15 people confess what it's like to date when you have OCD - HelloGiggles
If you have OCD, you know your symptoms can often get in the way of Although it may be tempting to date someone you have met through a. I'm on a date, and we're sharing some homemade potato chips at a cool new cafe in town. He drops a chip on the table and then EATS IT. Although any intimate relationship has its ups and downs, dating someone who is affected by a chronic mental illness such as OCD can.
OCD and Dating | OCD Reflections
Dating is hard even without OCD, and opening up about intrusive thoughts can make it seem even more daunting and impossible. It is easy to feel the need to hide the truth about your OCD and intrusive thoughts from your romantic partners.
You are not a pariah. You are lovable and it is possible to find someone who can accept the real you. When is it appropriate to share what memories?
Will this person accept me when I reveal who I really am? Everyone struggles with these questions, but adding OCD into the mix can take this struggle to the next level.

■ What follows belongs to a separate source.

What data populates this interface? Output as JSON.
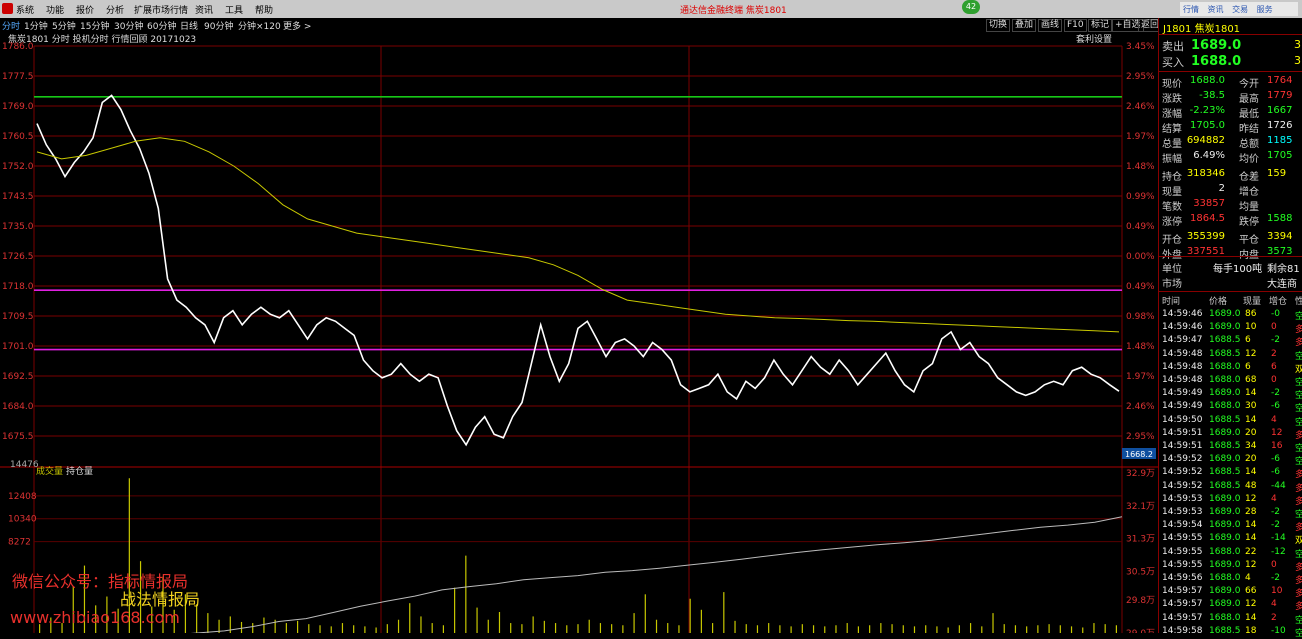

The intrusive thoughts that come with OCD are excruciatingly painful to live with and can be even harder to share, especially with a romantic partner. Whether it is the worry that you are a rapist, a murderer, a child molester, a creep, or a fraud, the person with OCD often has difficulty understanding that these thoughts are OCD related and have no basis in reality.
The Terrible Antics of Learning to Date When You Have OCD
It can seem virtually impossible to communicate that to someone else. I was 18 and he was I told him because I felt he had a right to know how messed up I was.
I laid it out; prepared for him to be disgusted and never look at me the same way again. Prepared for him to leave. What happened was the opposite of what I expected. He listened and made a real effort to understand. He even shared some of his scariest thoughts with me. Intrusive thoughts may not plague everybody the same way, but they occasionally happen to almost everyone.
I also believe you should stress that you are working hard on fighting your obsessive-compulsive disorder, adding that with a lot of hard work and proper treatment, it can become an insignificant part of your life. If you are not actively fighting your OCD, I think you need to be honest about that as well.
The Terrible Antics of Learning to Date When You Have OCD - The Good Men Project
Should I share details about my OCD? Again, the answer here will vary. Those who are already feeling very close to their new partner might want to share more than those whose relationship is not quite there yet. I do think concrete examples can be helpful in understanding OCD.
How will my significant other react? Excellent question, and a big one for those with OCD who struggle with accepting uncertainty.
Reactions might range from the other person walking away to total acceptance and understanding. However, for most people, my guess is the reaction will be somewhere in between. Hopefully your sweetheart will want to learn more about OCD and how best to support you.
Which brings us to another important reason for being honest with your partner. Unless educated, he or she will likely accommodate your OCD, and as we know, this is counterproductive to beating the disorder.